WORK TASK: The goal is to restate all of the records below word for word.
[GIVEN DATA — start]
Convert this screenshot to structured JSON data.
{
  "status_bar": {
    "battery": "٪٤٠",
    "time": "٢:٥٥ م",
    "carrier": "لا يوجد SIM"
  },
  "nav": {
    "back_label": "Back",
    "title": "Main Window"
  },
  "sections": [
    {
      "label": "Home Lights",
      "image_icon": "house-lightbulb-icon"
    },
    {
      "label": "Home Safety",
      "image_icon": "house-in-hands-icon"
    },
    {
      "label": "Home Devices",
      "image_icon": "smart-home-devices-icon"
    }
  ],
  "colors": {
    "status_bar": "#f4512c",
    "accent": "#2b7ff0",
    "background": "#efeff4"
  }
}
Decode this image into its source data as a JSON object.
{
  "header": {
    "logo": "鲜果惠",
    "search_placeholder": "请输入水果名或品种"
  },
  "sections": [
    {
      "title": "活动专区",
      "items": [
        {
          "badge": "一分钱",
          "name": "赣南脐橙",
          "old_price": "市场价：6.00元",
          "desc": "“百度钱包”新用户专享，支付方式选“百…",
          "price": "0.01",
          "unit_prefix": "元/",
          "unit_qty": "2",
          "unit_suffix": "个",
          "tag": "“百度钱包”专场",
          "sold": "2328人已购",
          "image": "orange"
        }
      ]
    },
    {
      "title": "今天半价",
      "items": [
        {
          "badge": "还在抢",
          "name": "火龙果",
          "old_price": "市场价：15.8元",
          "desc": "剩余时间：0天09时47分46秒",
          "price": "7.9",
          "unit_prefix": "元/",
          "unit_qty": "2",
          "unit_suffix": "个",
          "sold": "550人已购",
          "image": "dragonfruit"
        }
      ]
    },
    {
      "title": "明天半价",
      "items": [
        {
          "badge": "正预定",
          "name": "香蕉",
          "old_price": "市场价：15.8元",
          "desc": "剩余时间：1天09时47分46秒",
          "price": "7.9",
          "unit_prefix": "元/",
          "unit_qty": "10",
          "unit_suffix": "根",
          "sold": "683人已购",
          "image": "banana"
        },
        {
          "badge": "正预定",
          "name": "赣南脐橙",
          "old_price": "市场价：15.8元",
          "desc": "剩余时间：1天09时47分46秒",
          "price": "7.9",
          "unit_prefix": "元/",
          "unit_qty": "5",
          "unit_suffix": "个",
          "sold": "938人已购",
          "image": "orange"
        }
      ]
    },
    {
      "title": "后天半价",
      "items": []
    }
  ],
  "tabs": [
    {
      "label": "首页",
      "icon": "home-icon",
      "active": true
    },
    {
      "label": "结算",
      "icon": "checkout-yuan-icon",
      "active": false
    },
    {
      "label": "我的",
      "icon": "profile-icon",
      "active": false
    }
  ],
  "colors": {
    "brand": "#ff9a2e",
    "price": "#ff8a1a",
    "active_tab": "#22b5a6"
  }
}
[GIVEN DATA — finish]
RESPONSE TO THE TASK:
Convert this screenshot to structured JSON data.
{
  "status_bar": {
    "battery": "٪٤٠",
    "time": "٢:٥٥ م",
    "carrier": "لا يوجد SIM"
  },
  "nav": {
    "back_label": "Back",
    "title": "Main Window"
  },
  "sections": [
    {
      "label": "Home Lights",
      "image_icon": "house-lightbulb-icon"
    },
    {
      "label": "Home Safety",
      "image_icon": "house-in-hands-icon"
    },
    {
      "label": "Home Devices",
      "image_icon": "smart-home-devices-icon"
    }
  ],
  "colors": {
    "status_bar": "#f4512c",
    "accent": "#2b7ff0",
    "background": "#efeff4"
  }
}
Decode this image into its source data as a JSON object.
{
  "header": {
    "logo": "鲜果惠",
    "search_placeholder": "请输入水果名或品种"
  },
  "sections": [
    {
      "title": "活动专区",
      "items": [
        {
          "badge": "一分钱",
          "name": "赣南脐橙",
          "old_price": "市场价：6.00元",
          "desc": "“百度钱包”新用户专享，支付方式选“百…",
          "price": "0.01",
          "unit_prefix": "元/",
          "unit_qty": "2",
          "unit_suffix": "个",
          "tag": "“百度钱包”专场",
          "sold": "2328人已购",
          "image": "orange"
        }
      ]
    },
    {
      "title": "今天半价",
      "items": [
        {
          "badge": "还在抢",
          "name": "火龙果",
          "old_price": "市场价：15.8元",
          "desc": "剩余时间：0天09时47分46秒",
          "price": "7.9",
          "unit_prefix": "元/",
          "unit_qty": "2",
          "unit_suffix": "个",
          "sold": "550人已购",
          "image": "dragonfruit"
        }
      ]
    },
    {
      "title": "明天半价",
      "items": [
        {
          "badge": "正预定",
          "name": "香蕉",
          "old_price": "市场价：15.8元",
          "desc": "剩余时间：1天09时47分46秒",
          "price": "7.9",
          "unit_prefix": "元/",
          "unit_qty": "10",
          "unit_suffix": "根",
          "sold": "683人已购",
          "image": "banana"
        },
        {
          "badge": "正预定",
          "name": "赣南脐橙",
          "old_price": "市场价：15.8元",
          "desc": "剩余时间：1天09时47分46秒",
          "price": "7.9",
          "unit_prefix": "元/",
          "unit_qty": "5",
          "unit_suffix": "个",
          "sold": "938人已购",
          "image": "orange"
        }
      ]
    },
    {
      "title": "后天半价",
      "items": []
    }
  ],
  "tabs": [
    {
      "label": "首页",
      "icon": "home-icon",
      "active": true
    },
    {
      "label": "结算",
      "icon": "checkout-yuan-icon",
      "active": false
    },
    {
      "label": "我的",
      "icon": "profile-icon",
      "active": false
    }
  ],
  "colors": {
    "brand": "#ff9a2e",
    "price": "#ff8a1a",
    "active_tab": "#22b5a6"
  }
}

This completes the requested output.